It became apparent to the director of the Corps Engineer section and the director of the EHCC that a specially trained team was needed to oversee what all the route-clearance teams were doing and how they were each using the equipment differently to counter the IED-specific threats in their area of operations.

Thus, the Route Clearance Mobile Observation Team (MOT) was created. 1st Lt. Phillip Smith and Sgt. 1st Class Gordon Ewell, both of the 115th were selected as the first-ever MOT observes.  Later, 1st Lt. Ross Renken of the 5th Corps Engineers from Germany and Cpl. James Lish, also of the 115th, were added.

The purpose of the Route Clearance MOT is to deploy to all theater areas of operation and be embedded with each route-clearance team in Iraq in order to observe their tactics, techniques and procedures.
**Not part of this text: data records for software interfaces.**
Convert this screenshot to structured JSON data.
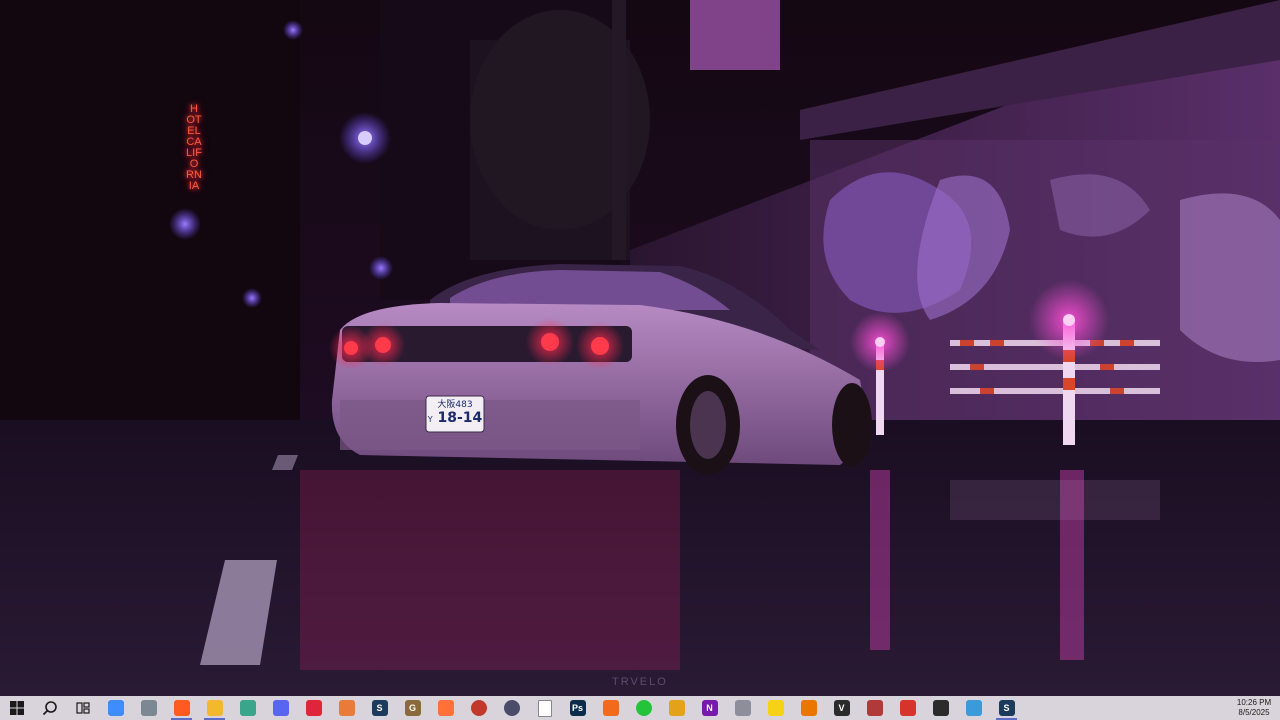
{
  "wallpaper": {
    "hotel_sign": "HOTEL CALIFORNIA",
    "license_plate": {
      "line1": "大阪483",
      "line2": "18-14",
      "prefix": "Y"
    },
    "watermark": "TRVELO"
  },
  "taskbar": {
    "start_icon": "windows-start-icon",
    "search_icon": "search-icon",
    "task_view_icon": "task-view-icon",
    "apps": [
      {
        "name": "copilot-icon",
        "color": "#3f8cff"
      },
      {
        "name": "file-manager-icon",
        "color": "#7b8793"
      },
      {
        "name": "brave-browser-icon",
        "color": "#ff5a1f"
      },
      {
        "name": "file-explorer-icon",
        "color": "#f2b82e"
      },
      {
        "name": "notes-app-icon",
        "color": "#3aa58a"
      },
      {
        "name": "discord-icon",
        "color": "#5865f2"
      },
      {
        "name": "opera-gx-icon",
        "color": "#e0243a"
      },
      {
        "name": "affinity-icon",
        "color": "#e87a3a"
      },
      {
        "name": "steam-icon",
        "color": "#1b3a5c"
      },
      {
        "name": "gimp-icon",
        "color": "#8a6a3a"
      },
      {
        "name": "firefox-icon",
        "color": "#ff7139"
      },
      {
        "name": "app-ring-icon",
        "color": "#c0392b"
      },
      {
        "name": "cortana-icon",
        "color": "#4b4b6a"
      },
      {
        "name": "document-icon",
        "color": "#ffffff"
      },
      {
        "name": "photoshop-icon",
        "color": "#0b2b4a"
      },
      {
        "name": "fl-studio-icon",
        "color": "#f26b1d"
      },
      {
        "name": "razer-icon",
        "color": "#23c43a"
      },
      {
        "name": "sync-icon",
        "color": "#e3a21a"
      },
      {
        "name": "onenote-icon",
        "color": "#7719aa"
      },
      {
        "name": "shield-icon",
        "color": "#8e8e9a"
      },
      {
        "name": "checkmark-app-icon",
        "color": "#f5d216"
      },
      {
        "name": "blender-icon",
        "color": "#ea7600"
      },
      {
        "name": "vegas-icon",
        "color": "#2b2b2b"
      },
      {
        "name": "skull-app-icon",
        "color": "#b03a3a"
      },
      {
        "name": "flash-app-icon",
        "color": "#d6342b"
      },
      {
        "name": "settings-icon",
        "color": "#2b2b2b"
      },
      {
        "name": "remote-desktop-icon",
        "color": "#3b9ad9"
      },
      {
        "name": "steam-icon-2",
        "color": "#1b3a5c"
      }
    ],
    "time": "10:26 PM",
    "date": "8/5/2025"
  }
}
Information gathered by the MOT will then be used to rapidly share the best practiced TTPs with all the route-clearance teams in order to increase their effectiveness against enemy threats.

Information gathered by MOTs is also forwarded to training centers in theater and in the U.S. so that future route-clearance teams can be trained based upon the “best” route clearance TTPs observed and most current enemy threats.

To date, the Route Clearance MOT comprised of Utah Soldiers has been embedded in over 70 route-clearance missions. They are highly regarded and have had a significant impact on the effectiveness of route-clearance efforts in the counter-IED fight as well as ensuring freedom of movement for our convoys, Coalition forces and Iraqi civilians.